> **Work to be completed**
When a picture appears in the listing, leave it out and copy the rest exactly as it stands.
-- Records for the task follows --
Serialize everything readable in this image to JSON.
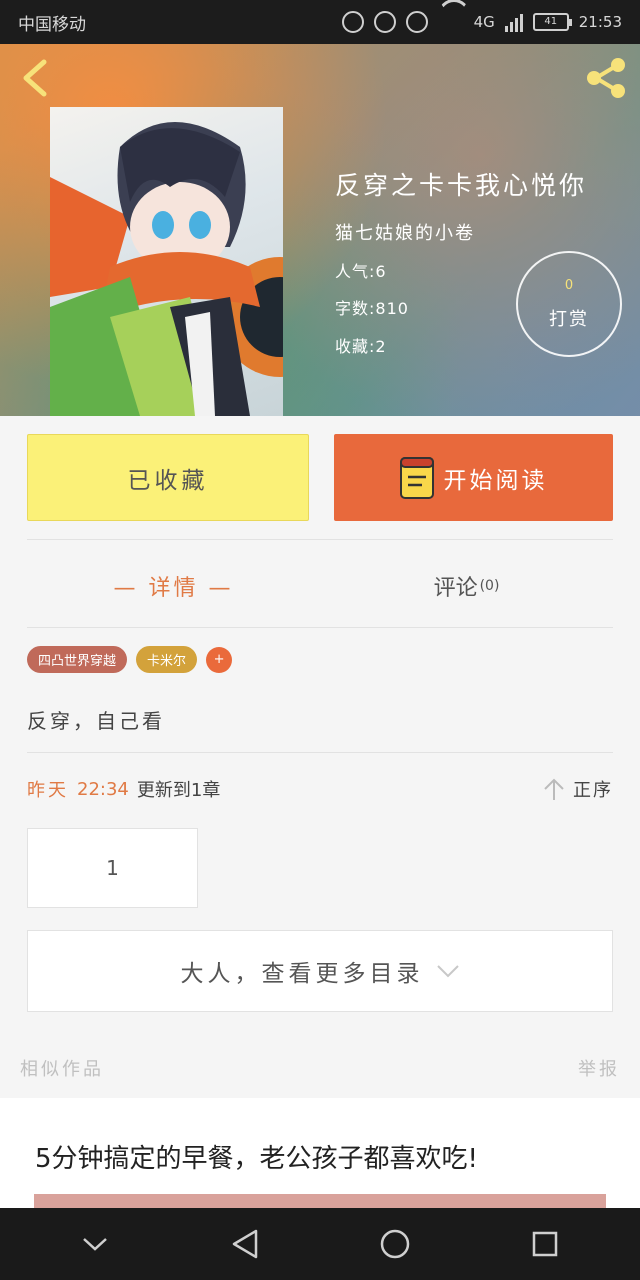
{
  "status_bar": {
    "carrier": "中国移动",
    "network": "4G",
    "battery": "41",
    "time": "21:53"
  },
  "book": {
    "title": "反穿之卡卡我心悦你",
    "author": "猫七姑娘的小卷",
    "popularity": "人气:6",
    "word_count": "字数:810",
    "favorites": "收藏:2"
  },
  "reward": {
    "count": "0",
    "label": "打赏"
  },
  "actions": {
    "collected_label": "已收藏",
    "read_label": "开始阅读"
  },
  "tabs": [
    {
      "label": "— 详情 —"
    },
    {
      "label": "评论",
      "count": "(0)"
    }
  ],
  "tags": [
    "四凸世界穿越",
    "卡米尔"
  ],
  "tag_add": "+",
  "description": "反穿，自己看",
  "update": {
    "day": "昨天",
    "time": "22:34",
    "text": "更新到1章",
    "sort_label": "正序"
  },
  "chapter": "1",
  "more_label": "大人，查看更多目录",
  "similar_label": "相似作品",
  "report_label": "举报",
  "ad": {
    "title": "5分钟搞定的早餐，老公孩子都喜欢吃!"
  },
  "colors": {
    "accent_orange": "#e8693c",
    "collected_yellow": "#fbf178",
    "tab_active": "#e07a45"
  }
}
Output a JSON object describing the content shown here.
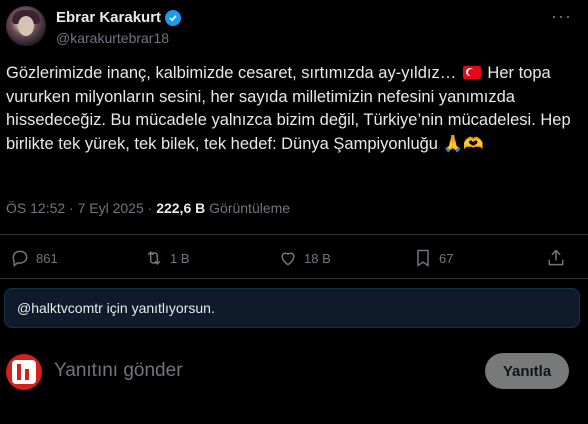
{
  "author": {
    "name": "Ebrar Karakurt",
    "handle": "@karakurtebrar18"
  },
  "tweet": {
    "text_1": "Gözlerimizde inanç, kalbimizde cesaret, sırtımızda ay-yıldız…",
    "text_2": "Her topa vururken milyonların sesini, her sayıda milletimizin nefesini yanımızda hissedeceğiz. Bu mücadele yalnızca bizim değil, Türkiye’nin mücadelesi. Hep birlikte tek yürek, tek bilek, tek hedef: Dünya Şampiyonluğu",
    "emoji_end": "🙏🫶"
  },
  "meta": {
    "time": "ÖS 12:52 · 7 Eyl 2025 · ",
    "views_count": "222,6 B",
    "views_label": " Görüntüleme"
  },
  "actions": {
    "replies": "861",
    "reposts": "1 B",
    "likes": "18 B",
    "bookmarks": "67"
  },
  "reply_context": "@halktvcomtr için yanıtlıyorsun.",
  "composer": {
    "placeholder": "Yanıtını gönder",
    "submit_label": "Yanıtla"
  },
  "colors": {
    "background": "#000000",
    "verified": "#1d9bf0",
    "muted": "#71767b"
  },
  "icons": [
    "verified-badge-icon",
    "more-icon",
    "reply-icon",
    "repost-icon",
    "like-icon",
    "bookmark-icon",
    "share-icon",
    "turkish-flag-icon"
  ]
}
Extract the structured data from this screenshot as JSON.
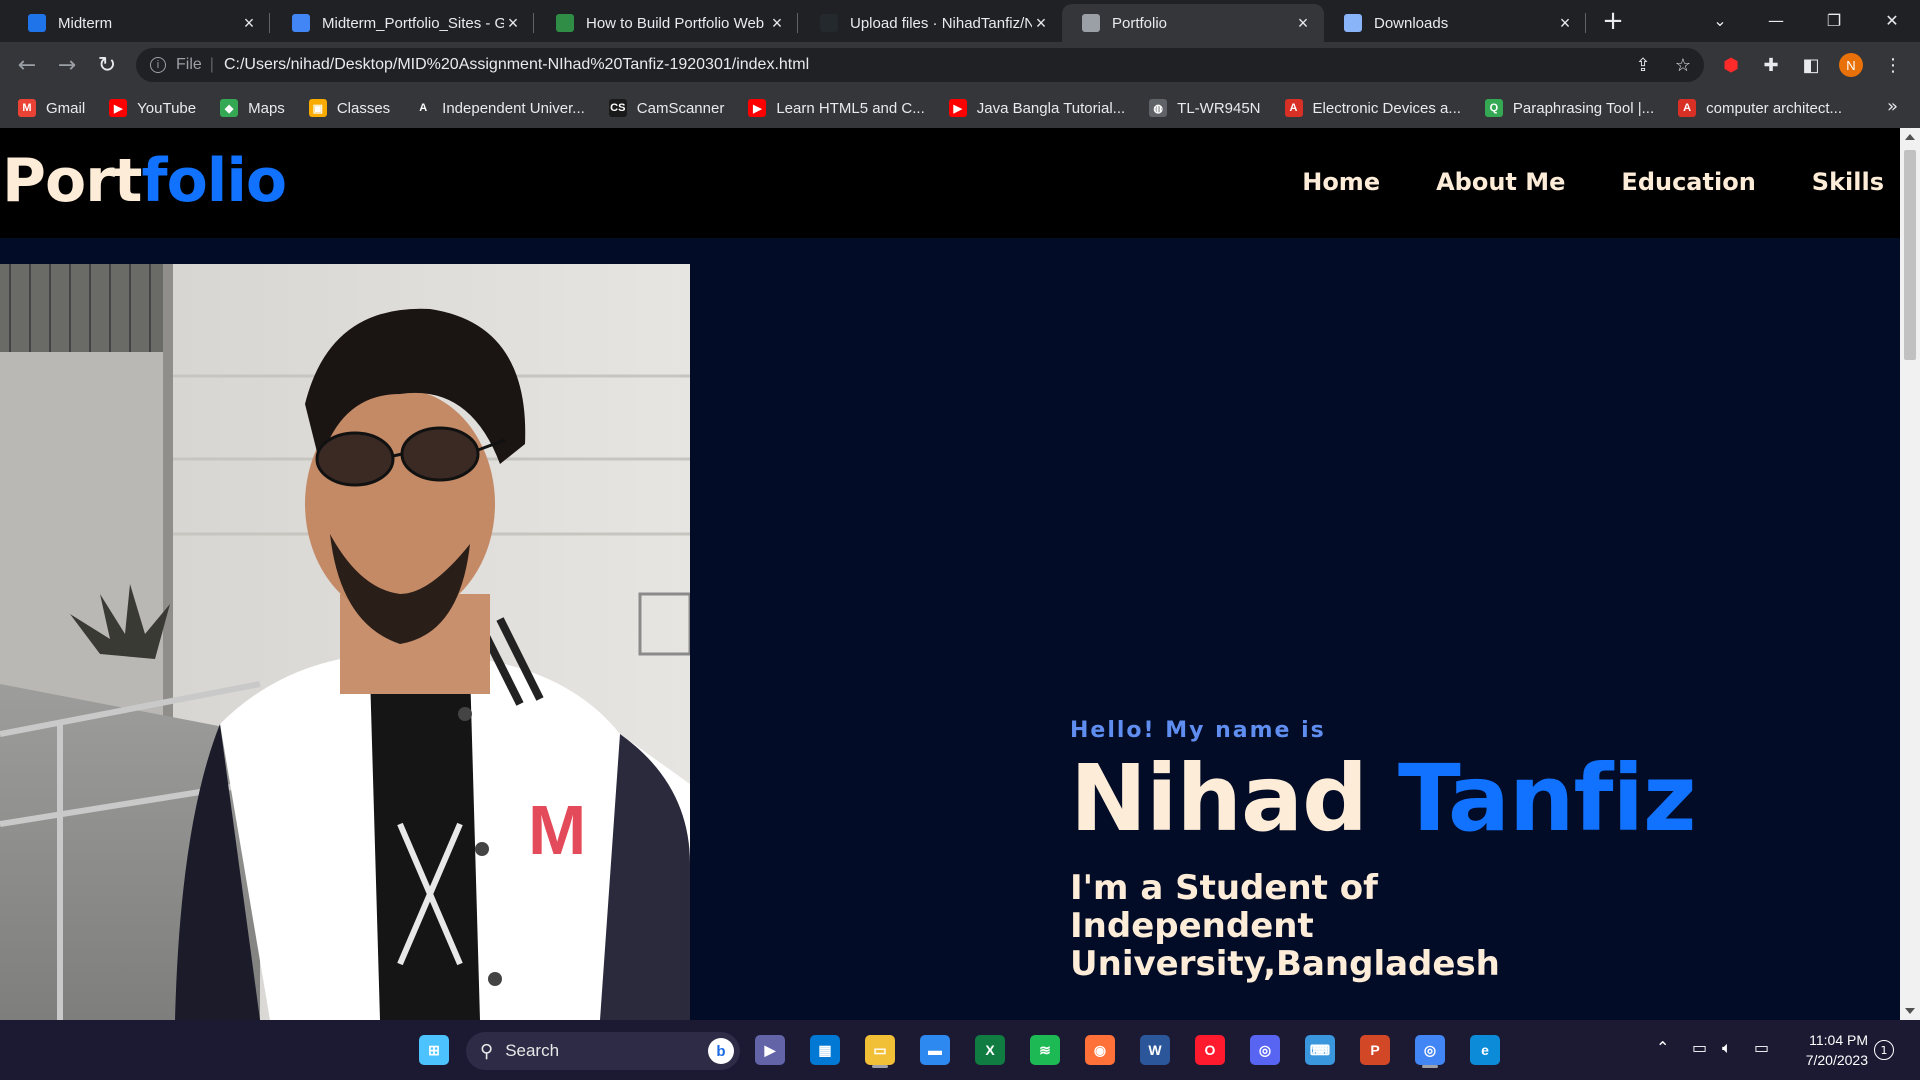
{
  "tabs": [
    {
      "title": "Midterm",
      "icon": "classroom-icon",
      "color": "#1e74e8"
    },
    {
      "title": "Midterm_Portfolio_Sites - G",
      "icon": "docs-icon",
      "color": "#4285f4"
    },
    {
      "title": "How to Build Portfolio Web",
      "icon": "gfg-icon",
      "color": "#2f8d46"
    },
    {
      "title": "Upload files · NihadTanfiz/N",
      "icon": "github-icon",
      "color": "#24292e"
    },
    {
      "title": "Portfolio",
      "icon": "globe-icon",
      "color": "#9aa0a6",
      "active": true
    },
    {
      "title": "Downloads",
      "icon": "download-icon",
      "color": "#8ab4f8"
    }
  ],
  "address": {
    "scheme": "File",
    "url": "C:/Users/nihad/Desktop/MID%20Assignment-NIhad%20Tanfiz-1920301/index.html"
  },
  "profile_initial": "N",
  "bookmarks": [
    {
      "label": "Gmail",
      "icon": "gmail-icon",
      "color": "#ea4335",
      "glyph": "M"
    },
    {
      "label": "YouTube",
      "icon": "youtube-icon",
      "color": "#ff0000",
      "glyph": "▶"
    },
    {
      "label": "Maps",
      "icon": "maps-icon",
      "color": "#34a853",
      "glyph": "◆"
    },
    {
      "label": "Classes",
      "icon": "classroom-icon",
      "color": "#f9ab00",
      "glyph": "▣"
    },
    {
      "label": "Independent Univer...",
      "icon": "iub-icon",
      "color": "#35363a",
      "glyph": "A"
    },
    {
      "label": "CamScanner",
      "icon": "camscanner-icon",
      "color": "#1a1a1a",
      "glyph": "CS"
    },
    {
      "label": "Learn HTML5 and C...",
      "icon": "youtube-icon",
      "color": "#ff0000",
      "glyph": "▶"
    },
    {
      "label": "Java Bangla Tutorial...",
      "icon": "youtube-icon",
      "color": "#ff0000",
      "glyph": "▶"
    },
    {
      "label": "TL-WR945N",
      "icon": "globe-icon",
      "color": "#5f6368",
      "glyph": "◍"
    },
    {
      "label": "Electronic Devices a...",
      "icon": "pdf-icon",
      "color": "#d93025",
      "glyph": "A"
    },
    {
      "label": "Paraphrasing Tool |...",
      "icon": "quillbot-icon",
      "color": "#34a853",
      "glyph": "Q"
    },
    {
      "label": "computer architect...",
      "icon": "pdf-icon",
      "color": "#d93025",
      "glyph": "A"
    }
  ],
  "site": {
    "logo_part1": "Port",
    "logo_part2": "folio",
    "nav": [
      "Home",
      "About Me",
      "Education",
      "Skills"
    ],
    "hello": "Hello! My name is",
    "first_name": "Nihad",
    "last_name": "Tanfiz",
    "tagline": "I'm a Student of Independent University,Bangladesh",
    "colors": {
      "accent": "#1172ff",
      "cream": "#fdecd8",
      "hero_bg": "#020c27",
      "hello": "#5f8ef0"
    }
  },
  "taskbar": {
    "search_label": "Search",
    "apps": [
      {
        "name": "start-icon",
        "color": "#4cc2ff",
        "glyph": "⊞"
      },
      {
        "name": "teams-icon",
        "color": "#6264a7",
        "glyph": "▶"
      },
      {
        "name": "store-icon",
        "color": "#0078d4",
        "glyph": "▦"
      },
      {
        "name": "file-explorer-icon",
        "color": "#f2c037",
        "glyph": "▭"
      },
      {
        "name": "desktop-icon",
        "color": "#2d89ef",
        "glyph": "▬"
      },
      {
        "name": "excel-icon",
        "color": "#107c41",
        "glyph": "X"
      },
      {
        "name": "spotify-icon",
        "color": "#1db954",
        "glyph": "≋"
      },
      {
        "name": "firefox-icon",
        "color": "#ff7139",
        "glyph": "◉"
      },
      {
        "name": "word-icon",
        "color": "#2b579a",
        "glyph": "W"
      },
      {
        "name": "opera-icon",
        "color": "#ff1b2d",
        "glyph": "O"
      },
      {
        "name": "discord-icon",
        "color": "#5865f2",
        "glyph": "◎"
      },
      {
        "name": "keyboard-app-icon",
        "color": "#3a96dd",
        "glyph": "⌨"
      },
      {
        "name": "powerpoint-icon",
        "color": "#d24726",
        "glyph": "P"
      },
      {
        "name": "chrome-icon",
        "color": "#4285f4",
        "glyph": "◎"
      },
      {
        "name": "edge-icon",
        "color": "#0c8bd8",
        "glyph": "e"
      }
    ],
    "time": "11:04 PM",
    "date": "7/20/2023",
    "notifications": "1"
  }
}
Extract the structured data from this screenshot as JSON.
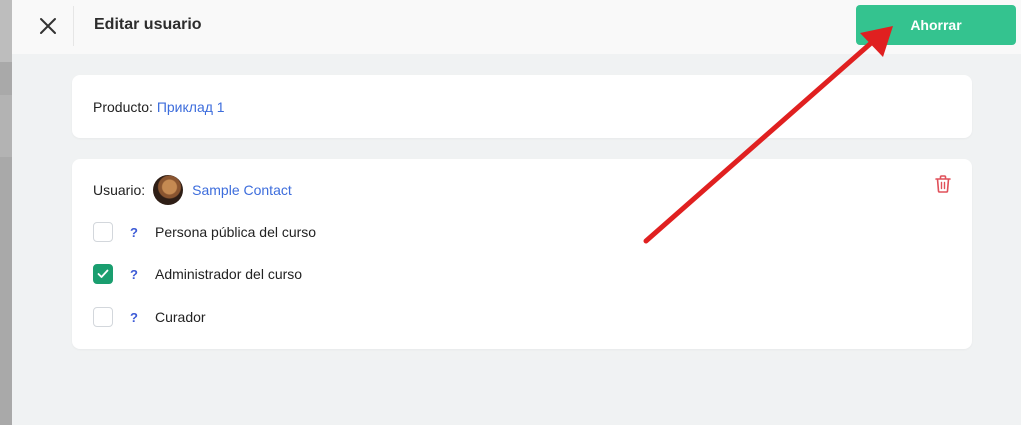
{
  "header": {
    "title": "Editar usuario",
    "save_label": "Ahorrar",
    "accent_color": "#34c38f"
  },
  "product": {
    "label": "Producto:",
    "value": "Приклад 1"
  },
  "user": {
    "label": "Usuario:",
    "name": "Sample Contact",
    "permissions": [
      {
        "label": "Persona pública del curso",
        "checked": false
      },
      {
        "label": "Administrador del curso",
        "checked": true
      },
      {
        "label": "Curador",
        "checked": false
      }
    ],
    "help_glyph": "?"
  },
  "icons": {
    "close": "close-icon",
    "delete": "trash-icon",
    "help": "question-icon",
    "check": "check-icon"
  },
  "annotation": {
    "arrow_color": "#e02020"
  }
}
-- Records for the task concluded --
> **Expected answer**
Serialize everything readable in this image to JSON.
{
  "status_bar": {
    "carrier": "中国移动",
    "network": "4G",
    "battery": "41",
    "time": "21:53"
  },
  "book": {
    "title": "反穿之卡卡我心悦你",
    "author": "猫七姑娘的小卷",
    "popularity": "人气:6",
    "word_count": "字数:810",
    "favorites": "收藏:2"
  },
  "reward": {
    "count": "0",
    "label": "打赏"
  },
  "actions": {
    "collected_label": "已收藏",
    "read_label": "开始阅读"
  },
  "tabs": [
    {
      "label": "— 详情 —"
    },
    {
      "label": "评论",
      "count": "(0)"
    }
  ],
  "tags": [
    "四凸世界穿越",
    "卡米尔"
  ],
  "tag_add": "+",
  "description": "反穿，自己看",
  "update": {
    "day": "昨天",
    "time": "22:34",
    "text": "更新到1章",
    "sort_label": "正序"
  },
  "chapter": "1",
  "more_label": "大人，查看更多目录",
  "similar_label": "相似作品",
  "report_label": "举报",
  "ad": {
    "title": "5分钟搞定的早餐，老公孩子都喜欢吃!"
  },
  "colors": {
    "accent_orange": "#e8693c",
    "collected_yellow": "#fbf178",
    "tab_active": "#e07a45"
  }
}
Output a JSON object describing the content shown here.
{
  "author": {
    "name": "Ebrar Karakurt",
    "handle": "@karakurtebrar18"
  },
  "tweet": {
    "text_1": "Gözlerimizde inanç, kalbimizde cesaret, sırtımızda ay-yıldız…",
    "text_2": "Her topa vururken milyonların sesini, her sayıda milletimizin nefesini yanımızda hissedeceğiz. Bu mücadele yalnızca bizim değil, Türkiye’nin mücadelesi. Hep birlikte tek yürek, tek bilek, tek hedef: Dünya Şampiyonluğu",
    "emoji_end": "🙏🫶"
  },
  "meta": {
    "time": "ÖS 12:52 · 7 Eyl 2025 · ",
    "views_count": "222,6 B",
    "views_label": " Görüntüleme"
  },
  "actions": {
    "replies": "861",
    "reposts": "1 B",
    "likes": "18 B",
    "bookmarks": "67"
  },
  "reply_context": "@halktvcomtr için yanıtlıyorsun.",
  "composer": {
    "placeholder": "Yanıtını gönder",
    "submit_label": "Yanıtla"
  },
  "colors": {
    "background": "#000000",
    "verified": "#1d9bf0",
    "muted": "#71767b"
  },
  "icons": [
    "verified-badge-icon",
    "more-icon",
    "reply-icon",
    "repost-icon",
    "like-icon",
    "bookmark-icon",
    "share-icon",
    "turkish-flag-icon"
  ]
}
Extract the structured data from this screenshot as JSON.
{
  "tabs": [
    {
      "title": "Midterm",
      "icon": "classroom-icon",
      "color": "#1e74e8"
    },
    {
      "title": "Midterm_Portfolio_Sites - G",
      "icon": "docs-icon",
      "color": "#4285f4"
    },
    {
      "title": "How to Build Portfolio Web",
      "icon": "gfg-icon",
      "color": "#2f8d46"
    },
    {
      "title": "Upload files · NihadTanfiz/N",
      "icon": "github-icon",
      "color": "#24292e"
    },
    {
      "title": "Portfolio",
      "icon": "globe-icon",
      "color": "#9aa0a6",
      "active": true
    },
    {
      "title": "Downloads",
      "icon": "download-icon",
      "color": "#8ab4f8"
    }
  ],
  "address": {
    "scheme": "File",
    "url": "C:/Users/nihad/Desktop/MID%20Assignment-NIhad%20Tanfiz-1920301/index.html"
  },
  "profile_initial": "N",
  "bookmarks": [
    {
      "label": "Gmail",
      "icon": "gmail-icon",
      "color": "#ea4335",
      "glyph": "M"
    },
    {
      "label": "YouTube",
      "icon": "youtube-icon",
      "color": "#ff0000",
      "glyph": "▶"
    },
    {
      "label": "Maps",
      "icon": "maps-icon",
      "color": "#34a853",
      "glyph": "◆"
    },
    {
      "label": "Classes",
      "icon": "classroom-icon",
      "color": "#f9ab00",
      "glyph": "▣"
    },
    {
      "label": "Independent Univer...",
      "icon": "iub-icon",
      "color": "#35363a",
      "glyph": "A"
    },
    {
      "label": "CamScanner",
      "icon": "camscanner-icon",
      "color": "#1a1a1a",
      "glyph": "CS"
    },
    {
      "label": "Learn HTML5 and C...",
      "icon": "youtube-icon",
      "color": "#ff0000",
      "glyph": "▶"
    },
    {
      "label": "Java Bangla Tutorial...",
      "icon": "youtube-icon",
      "color": "#ff0000",
      "glyph": "▶"
    },
    {
      "label": "TL-WR945N",
      "icon": "globe-icon",
      "color": "#5f6368",
      "glyph": "◍"
    },
    {
      "label": "Electronic Devices a...",
      "icon": "pdf-icon",
      "color": "#d93025",
      "glyph": "A"
    },
    {
      "label": "Paraphrasing Tool |...",
      "icon": "quillbot-icon",
      "color": "#34a853",
      "glyph": "Q"
    },
    {
      "label": "computer architect...",
      "icon": "pdf-icon",
      "color": "#d93025",
      "glyph": "A"
    }
  ],
  "site": {
    "logo_part1": "Port",
    "logo_part2": "folio",
    "nav": [
      "Home",
      "About Me",
      "Education",
      "Skills"
    ],
    "hello": "Hello! My name is",
    "first_name": "Nihad",
    "last_name": "Tanfiz",
    "tagline": "I'm a Student of Independent University,Bangladesh",
    "colors": {
      "accent": "#1172ff",
      "cream": "#fdecd8",
      "hero_bg": "#020c27",
      "hello": "#5f8ef0"
    }
  },
  "taskbar": {
    "search_label": "Search",
    "apps": [
      {
        "name": "start-icon",
        "color": "#4cc2ff",
        "glyph": "⊞"
      },
      {
        "name": "teams-icon",
        "color": "#6264a7",
        "glyph": "▶"
      },
      {
        "name": "store-icon",
        "color": "#0078d4",
        "glyph": "▦"
      },
      {
        "name": "file-explorer-icon",
        "color": "#f2c037",
        "glyph": "▭"
      },
      {
        "name": "desktop-icon",
        "color": "#2d89ef",
        "glyph": "▬"
      },
      {
        "name": "excel-icon",
        "color": "#107c41",
        "glyph": "X"
      },
      {
        "name": "spotify-icon",
        "color": "#1db954",
        "glyph": "≋"
      },
      {
        "name": "firefox-icon",
        "color": "#ff7139",
        "glyph": "◉"
      },
      {
        "name": "word-icon",
        "color": "#2b579a",
        "glyph": "W"
      },
      {
        "name": "opera-icon",
        "color": "#ff1b2d",
        "glyph": "O"
      },
      {
        "name": "discord-icon",
        "color": "#5865f2",
        "glyph": "◎"
      },
      {
        "name": "keyboard-app-icon",
        "color": "#3a96dd",
        "glyph": "⌨"
      },
      {
        "name": "powerpoint-icon",
        "color": "#d24726",
        "glyph": "P"
      },
      {
        "name": "chrome-icon",
        "color": "#4285f4",
        "glyph": "◎"
      },
      {
        "name": "edge-icon",
        "color": "#0c8bd8",
        "glyph": "e"
      }
    ],
    "time": "11:04 PM",
    "date": "7/20/2023",
    "notifications": "1"
  }
}
Extract the structured data from this screenshot as JSON.
{
  "header": {
    "title": "Editar usuario",
    "save_label": "Ahorrar",
    "accent_color": "#34c38f"
  },
  "product": {
    "label": "Producto:",
    "value": "Приклад 1"
  },
  "user": {
    "label": "Usuario:",
    "name": "Sample Contact",
    "permissions": [
      {
        "label": "Persona pública del curso",
        "checked": false
      },
      {
        "label": "Administrador del curso",
        "checked": true
      },
      {
        "label": "Curador",
        "checked": false
      }
    ],
    "help_glyph": "?"
  },
  "icons": {
    "close": "close-icon",
    "delete": "trash-icon",
    "help": "question-icon",
    "check": "check-icon"
  },
  "annotation": {
    "arrow_color": "#e02020"
  }
}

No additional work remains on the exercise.